Halloween might have started off as a drunken remembrance for those lost in the previous year but it has morphed into something entirely different.
As October rolls on we get closer and closer to the supernatural themed festivities that are shrouded by the umbrella term “Halloween”. With origins lost in the mists of time and influences that have ranged from pagan gods to the christian religion and heavy drinking to human sacrifice, it remains one of the most popular holidays in the world. The mixture of traditions and activities has something for everyone and appeals to our instinctive love of the supernatural.
The Celtic festival of Samhain is often cited as being one of the origins of Halloween and involved feasting in memory of those lost at the end of the summer when bonfires would be lit to ward off witches.
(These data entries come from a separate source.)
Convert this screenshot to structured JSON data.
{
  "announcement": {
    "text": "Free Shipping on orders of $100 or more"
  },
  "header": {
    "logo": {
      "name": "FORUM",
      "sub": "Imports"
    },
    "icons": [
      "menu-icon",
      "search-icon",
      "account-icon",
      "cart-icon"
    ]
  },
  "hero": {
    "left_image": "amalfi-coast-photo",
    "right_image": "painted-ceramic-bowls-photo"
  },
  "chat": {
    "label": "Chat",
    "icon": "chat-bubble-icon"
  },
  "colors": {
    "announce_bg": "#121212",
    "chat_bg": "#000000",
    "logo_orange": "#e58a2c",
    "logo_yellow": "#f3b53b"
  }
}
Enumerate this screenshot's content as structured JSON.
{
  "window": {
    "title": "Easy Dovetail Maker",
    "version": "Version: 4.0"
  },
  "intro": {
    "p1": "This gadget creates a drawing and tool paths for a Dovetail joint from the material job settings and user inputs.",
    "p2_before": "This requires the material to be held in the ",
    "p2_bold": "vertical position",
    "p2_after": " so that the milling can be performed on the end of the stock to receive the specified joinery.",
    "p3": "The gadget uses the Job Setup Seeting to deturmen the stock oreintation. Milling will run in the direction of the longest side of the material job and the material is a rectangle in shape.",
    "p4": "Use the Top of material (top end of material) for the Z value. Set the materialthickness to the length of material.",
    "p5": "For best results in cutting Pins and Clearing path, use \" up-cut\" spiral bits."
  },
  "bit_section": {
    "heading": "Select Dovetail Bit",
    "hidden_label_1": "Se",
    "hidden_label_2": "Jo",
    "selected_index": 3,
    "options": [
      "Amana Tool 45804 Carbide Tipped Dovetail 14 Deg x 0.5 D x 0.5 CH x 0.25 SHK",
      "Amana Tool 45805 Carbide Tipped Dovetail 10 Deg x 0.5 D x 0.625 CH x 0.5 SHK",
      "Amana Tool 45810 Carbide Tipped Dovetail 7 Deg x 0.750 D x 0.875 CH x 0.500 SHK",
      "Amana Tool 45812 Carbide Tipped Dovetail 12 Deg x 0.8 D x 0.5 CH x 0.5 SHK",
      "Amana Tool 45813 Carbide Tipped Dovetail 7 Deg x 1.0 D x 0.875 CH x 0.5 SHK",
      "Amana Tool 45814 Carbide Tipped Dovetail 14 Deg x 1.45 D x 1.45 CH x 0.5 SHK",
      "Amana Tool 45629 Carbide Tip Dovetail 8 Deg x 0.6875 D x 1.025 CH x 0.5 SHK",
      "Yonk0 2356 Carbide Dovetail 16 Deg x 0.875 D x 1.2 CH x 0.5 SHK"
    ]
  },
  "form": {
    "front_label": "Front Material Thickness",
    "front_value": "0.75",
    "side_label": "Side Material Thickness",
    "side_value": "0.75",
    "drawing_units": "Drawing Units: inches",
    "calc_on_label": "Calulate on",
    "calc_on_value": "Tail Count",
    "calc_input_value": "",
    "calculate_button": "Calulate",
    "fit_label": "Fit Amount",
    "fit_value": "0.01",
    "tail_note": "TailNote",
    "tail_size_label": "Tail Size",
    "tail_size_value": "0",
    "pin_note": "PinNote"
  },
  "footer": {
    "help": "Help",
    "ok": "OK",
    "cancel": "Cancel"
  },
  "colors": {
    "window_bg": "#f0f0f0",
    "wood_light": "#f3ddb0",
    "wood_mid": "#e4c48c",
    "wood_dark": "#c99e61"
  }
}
Over the years the Christian influence brought a more sombre feel to the holiday with meals prepared for visiting dead relatives, and indeed it is impersonating these spirits coupled with the tradition of soul cakes that gives us Trick-or-Treating today.
Soul Cakes were traditionally given on the doorstep to those that sang or performed and each one eaten was reputed to save a soul from purgatory but they are by no means the only food associated with Halloween. From cake containing indications of your future to the nearly 4lbs of pumpkins Americans consume per capita food makes up a big part of celebrations and, of course, it just wouldn’t be Halloween without plenty of candy.
It is of course the candy aspect of the holiday that children tend to cling to, perhaps gambling news of tooth decay is merely dental propaganda, but a lot of their attitudes to Halloween come the television. The goggle box has long been a heavy influence on society and much of the “traditions” we observe today are a perpetuation of a televisual, entirely sanitized, version of the festival. The cartoons that hit the TV screen every year about this time program kids in the ways of Halloween, and Halloween candy.
Nor is it just children whose idea and concept of what Halloween is has been shaped by the popular culture of the time. Whilst many adults “play along” for the sake of the kids many whole-heartedly plunge into the spirit of the occasion, their minds set alight by the horror films based around Halloween pumped out by movie studios just in time for big weekend grosses. Maniacs and screaming teenage girls might not seem a tradition, but it’s becoming one.
Not that everyone has shed all but the excess feasting and tale telling traditions. Whilst many of us have returned to celebrating Halloween in much the same way the Celts did, there are many religious observances that are still undertaken by the faithful. The world over the influence of the Roman Catholic church can still be seen in the numbers of people that will attend church, visit graves and set at place at table for those that might return.
Pretending you’re one of these returning spirits is a tradition that goes back a few hundred years and if you want to pull it off you’re going to have to dress up in a costume. When the poor went door to door to receive Soul Cakes they wore costumes as they sang, played instruments or danced, and this carries on today with over 2.4 billion dollars spent on costumes each year in the US alone. Children dress to go trick-or-treating, but what excuse do grown adults have for copying them?
Perhaps it is that even adults require, as human beings, something beyond the physical world, and in these days of ever dwindling religious faith, we have sought it in many and varied places beyond the holy tomes of old dead gods and their spokesmen. Indeed we seek it so much we invent it for ourselves in the so-called urban myths and legends that have taken the place of the stories of ghosts, goblins and witches so often used as symbolic advertising by online gambling sites in the UK.
Of course all businesses do the same. From the retail stores with their massive window displays to the sites on the internet gambling in the UK on profits increasing due to our inclination towards the spooky, Halloween is one of the most commercially exploited festivals in the world, possibly in history. Worse still it is just the starting whistle of the overly long, greed-orientated, consumo-gasm that is the holiday season. No wonder so many of us try and get away from it all.
Of course it doesn’t matter where you go there will still be at least a few events dedicated to this age old festival of supernatural spirits, legends, and cautionary tales. It doesn’t matter if you’re in Italy, Germany, Australia or the US, there is always going to be an event near you that will allow you to enjoy the spectacle, feel the vibe and participate in all the fun. Many places hold events for charity and not every event ends in a New Hampshire riot.